I had such ideas. Paramount being some sort of writer's retreat, but certainly open to any other options. I asked one of the fishing guides where I work if he thought fly fishing lessons would draw people. With salmon fishing seemingly questionable, I figured I wouldn't lean on that industry exclusively. The place was listed as a bed and breakfast and built to be run year round; I would make the most of that. I planned to offer internet access, and get a big screen TV for guests to watch sports (not that I'm any kind of a sports fan, but many people are). I also figured there would be certain kinds of meals on certain days of the week. Home made pizza on Fridays, for instance. Steak night. Fried Chicken night. Spaghetti night. Barbeque night. and others as I thought of them.

With the place being an unknown on the river and never having been advertised as anything, there was no established clientele, but as with all new things, word would get around, I was sure, and I fully intended to advertise everywhere I could think of.

I ran all this past the owner with the realtor as intermediary since the owner didn't do emails, offering to run the place on his okay and pay him for it a certain agreeable % of quarterly profits.
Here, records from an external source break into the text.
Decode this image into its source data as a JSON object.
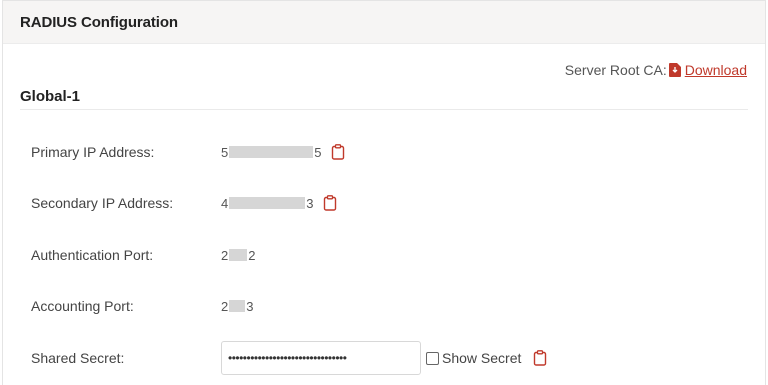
{
  "panel": {
    "title": "RADIUS Configuration"
  },
  "ca": {
    "label": "Server Root CA:",
    "download_label": "Download"
  },
  "group": {
    "title": "Global-1"
  },
  "fields": {
    "primary_ip": {
      "label": "Primary IP Address:",
      "prefix": "5",
      "suffix": "5"
    },
    "secondary_ip": {
      "label": "Secondary IP Address:",
      "prefix": "4",
      "suffix": "3"
    },
    "auth_port": {
      "label": "Authentication Port:",
      "prefix": "2",
      "suffix": "2"
    },
    "acct_port": {
      "label": "Accounting Port:",
      "prefix": "2",
      "suffix": "3"
    },
    "shared_secret": {
      "label": "Shared Secret:",
      "value": "••••••••••••••••••••••••••••••••",
      "show_label": "Show Secret",
      "show_checked": false
    }
  },
  "colors": {
    "accent": "#c0392b",
    "header_bg": "#f6f5f4"
  },
  "icons": {
    "pdf": "file-pdf-icon",
    "copy": "clipboard-icon"
  }
}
My first glimmer of hope was his being willing to take a down payment. So would he work with me on the rest? Would he take my offer? He wanted me to get fire insurance; something I admit to not having thought of, but it was a good idea. To protect us both.

But now my hopes have been hit with a bucket of cold water. He wants monthly payments. Not that the payments were outrageous, quite the contrary, they were very reasonable. The trouble is, there is anywhere from four to eight months out of a year when there would be NO income. Where is the money for those payments supposed to come from then? Not to mention the simple problem of mailing a check. You see, the reason there would be no business during those months is because travel on the river is impossible during those months. That is the times when the river is either starting to freeze up and before the ice is thick enough to travel on, or when the ice is getting soft and breaking up and before it's safe to travel by boat. No one goes anywhere during those times.

So, that's where it stands at the moment; nothing I can do at the moment anyway. I've asked my family for help, but it doesn't look like they can help much. Maybe some other avenue will open up, or maybe the owner will see the light and understand that my offer is reasonable. One can hope.